Activities outlined in the original plan work plan have largely been accomplished. All of the beam and laser installations have been completed. Ps targets have been extensively tested, and Rydberg PS production can now be accomplished with much higher efficiency and control than ever before. PS lifetime shave been directly measured (although we now know that S or D states cannot actually be produced in our system, and we must instead work with Stark states). A suspersonic gas jet has been constructed, but is behind schedule for full testing. Ps atoms optics have been installed and tested (this is ongoing). Attempts to measure black body effects were made, but none were observed. Instead we have started calculations so determine which states will be affected at which temperatures, and this whether we need to cool our environment. This represents most of what was planned for the first 8 quarters.

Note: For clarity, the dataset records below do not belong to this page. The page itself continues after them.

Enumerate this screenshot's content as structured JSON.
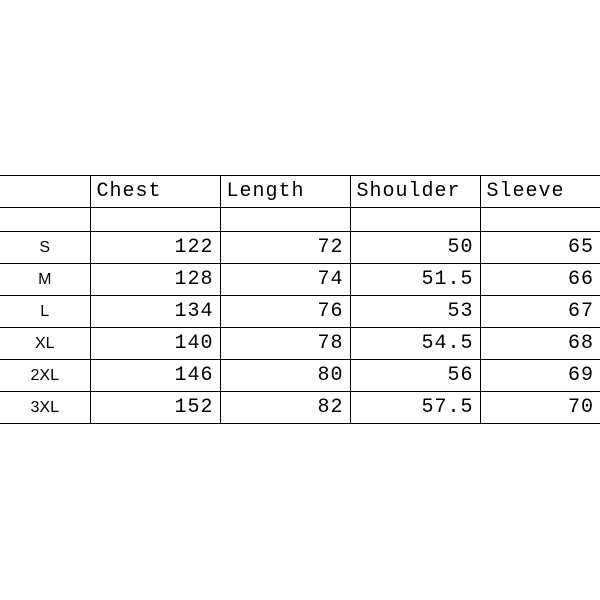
{
  "chart_data": {
    "type": "table",
    "title": "",
    "columns": [
      "",
      "Chest",
      "Length",
      "Shoulder",
      "Sleeve"
    ],
    "rows": [
      {
        "size": "S",
        "chest": 122,
        "length": 72,
        "shoulder": 50,
        "sleeve": 65
      },
      {
        "size": "M",
        "chest": 128,
        "length": 74,
        "shoulder": 51.5,
        "sleeve": 66
      },
      {
        "size": "L",
        "chest": 134,
        "length": 76,
        "shoulder": 53,
        "sleeve": 67
      },
      {
        "size": "XL",
        "chest": 140,
        "length": 78,
        "shoulder": 54.5,
        "sleeve": 68
      },
      {
        "size": "2XL",
        "chest": 146,
        "length": 80,
        "shoulder": 56,
        "sleeve": 69
      },
      {
        "size": "3XL",
        "chest": 152,
        "length": 82,
        "shoulder": 57.5,
        "sleeve": 70
      }
    ]
  }
}
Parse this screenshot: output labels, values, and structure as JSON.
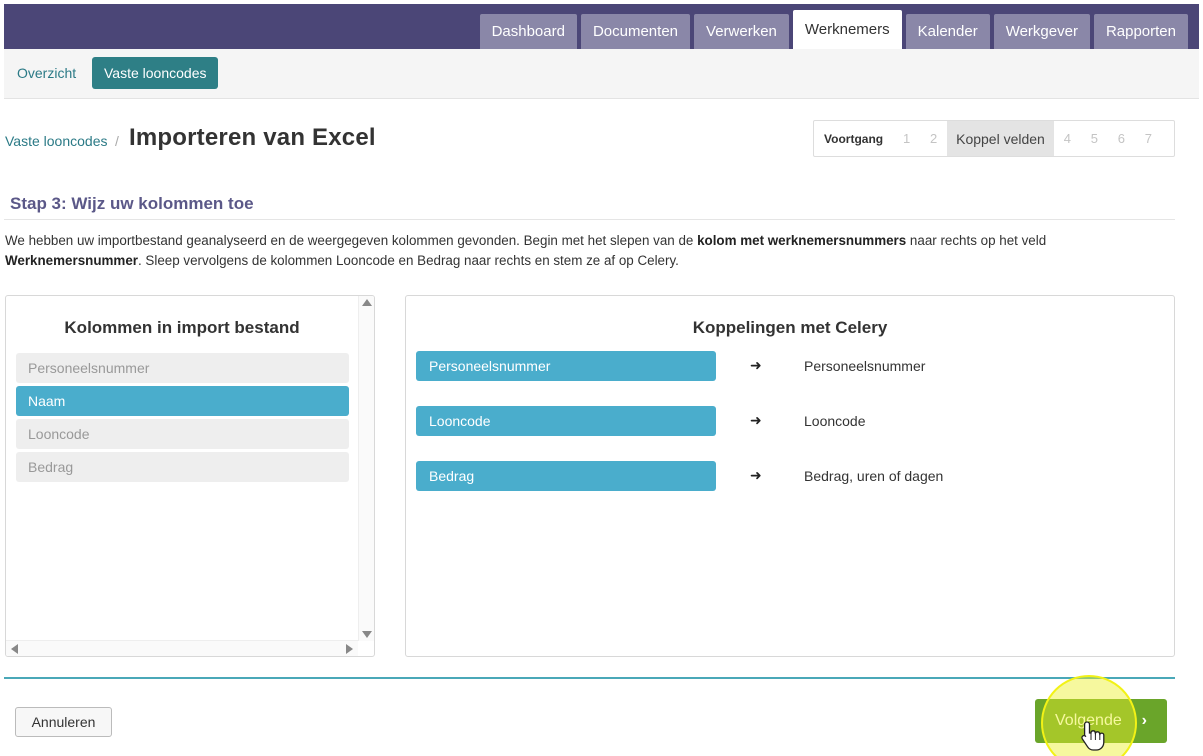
{
  "nav": {
    "tabs": [
      {
        "label": "Dashboard",
        "active": false
      },
      {
        "label": "Documenten",
        "active": false
      },
      {
        "label": "Verwerken",
        "active": false
      },
      {
        "label": "Werknemers",
        "active": true
      },
      {
        "label": "Kalender",
        "active": false
      },
      {
        "label": "Werkgever",
        "active": false
      },
      {
        "label": "Rapporten",
        "active": false
      }
    ]
  },
  "subnav": {
    "overview": "Overzicht",
    "active": "Vaste looncodes"
  },
  "breadcrumb": {
    "parent": "Vaste looncodes",
    "separator": "/",
    "title": "Importeren van Excel"
  },
  "progress": {
    "label": "Voortgang",
    "steps_before": [
      "1",
      "2"
    ],
    "current": "Koppel velden",
    "steps_after": [
      "4",
      "5",
      "6",
      "7"
    ]
  },
  "step": {
    "title": "Stap 3: Wijz uw kolommen toe",
    "intro_part1": "We hebben uw importbestand geanalyseerd en de weergegeven kolommen gevonden. Begin met het slepen van de ",
    "intro_bold1": "kolom met werknemersnummers",
    "intro_part2": " naar rechts op het veld ",
    "intro_bold2": "Werknemersnummer",
    "intro_part3": ". Sleep vervolgens de kolommen Looncode en Bedrag naar rechts en stem ze af op Celery."
  },
  "import_columns": {
    "title": "Kolommen in import bestand",
    "items": [
      {
        "label": "Personeelsnummer",
        "selected": false
      },
      {
        "label": "Naam",
        "selected": true
      },
      {
        "label": "Looncode",
        "selected": false
      },
      {
        "label": "Bedrag",
        "selected": false
      }
    ]
  },
  "mappings": {
    "title": "Koppelingen met Celery",
    "arrow": "➜",
    "rows": [
      {
        "source": "Personeelsnummer",
        "target": "Personeelsnummer"
      },
      {
        "source": "Looncode",
        "target": "Looncode"
      },
      {
        "source": "Bedrag",
        "target": "Bedrag, uren of dagen"
      }
    ]
  },
  "footer": {
    "cancel": "Annuleren",
    "next": "Volgende",
    "next_chevron": "›"
  },
  "colors": {
    "topbar": "#4b4677",
    "accent_teal": "#2e7f86",
    "selected_blue": "#4aadcc",
    "next_green": "#6aa52a"
  }
}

Some changes have been made to the original plan, based on what we have learned, and on things that did not work as we had expected. Thus, the idea to remoderate the beam to produce smaller spots in a region of zero magnetic field was (at least for now) abandoned. We found that we could do many of the experiments this would have facilitated using the system as it was originally configured. One exception to this was the two-photon direct Rydberg excitation scheme, which requires a larger power density and thus a focussed laser and small Ps source. Attempts to generate Ps with n = 10 in this way failed, almost certainly because the positron beam was too large. However, many other experiments worked, as indicated by our publications. The variety of our work demonstrates that the CIG has been successful in terms of making it possible to engage in collaborative research. Thanks in part to the freedom allowed by the CIG structure I have been able to directly collaborate with several research groups, as indicated below:

(1)Antihydrogen Production and Mesoporous silica films: L. Liszkay CEA Saclay, France

(2) Electron-positron plasma production: T. S. Pedersen, Max Planck Institute for Plasma Physics, Garching, Germany

(3) Positron-Atom bound states confined Ps : G. Gribakin, Queen’s University Belfast, UK

(4) Production and characterization of Zeolite Ps sources: P. Crivelli, ETH, Zurich, Switzerland

(5) Development of alternative trap technology: Z. Petrovic, Institute of Physics, Belgrade, Serbia

(6) EPR/positron studies of silica films: D. Keeble, University of Dundee

(7) Precision Rydberg spectroscopy: R. Pohl, JG University, Mainz, Germany

(8) Interferometry of macroscopic systems: H. Ullbricht, University of Southampton, UK

In addition to visiting collaborators or purchasing small items to facilitate collaborative research efforts, some CIG funds were used to help organize a workshop at UCL: the Workshop on Antimatter and Gravity (WAG) meeting is a fledgling workshop that will grow in future years as research into gravitational interactions of antimatter increase (several CERN experiments are looking at antihydrogen, and experiments with muonium at PSI have been discussed also). It was this very beneficial for us at UCL to host this meeting, whose importance I expect to increase as more experiments com online.

I have now been promoted to Reader and have a very productive research group, currently consisting of two PhD students and two postdocs (funded by the EPSRC and the Leverhulme Trust, UK). The additional CIG funds have been invaluable with facilitating many small experiments, but have mostly been used for the collaborative work mentioned above. The other sources of funding, although substantial, are much more restrictive, so I really appreciate that CIG model and am convinced that it has had a disproportionate benefit to my work. During the curse of the CIG I have been able to obtain significant finding from the UK government EPSRC via two grants: EP/R006474/1 [2017-2021] £802k and EP/K028774/1 [2013-2017] £694k.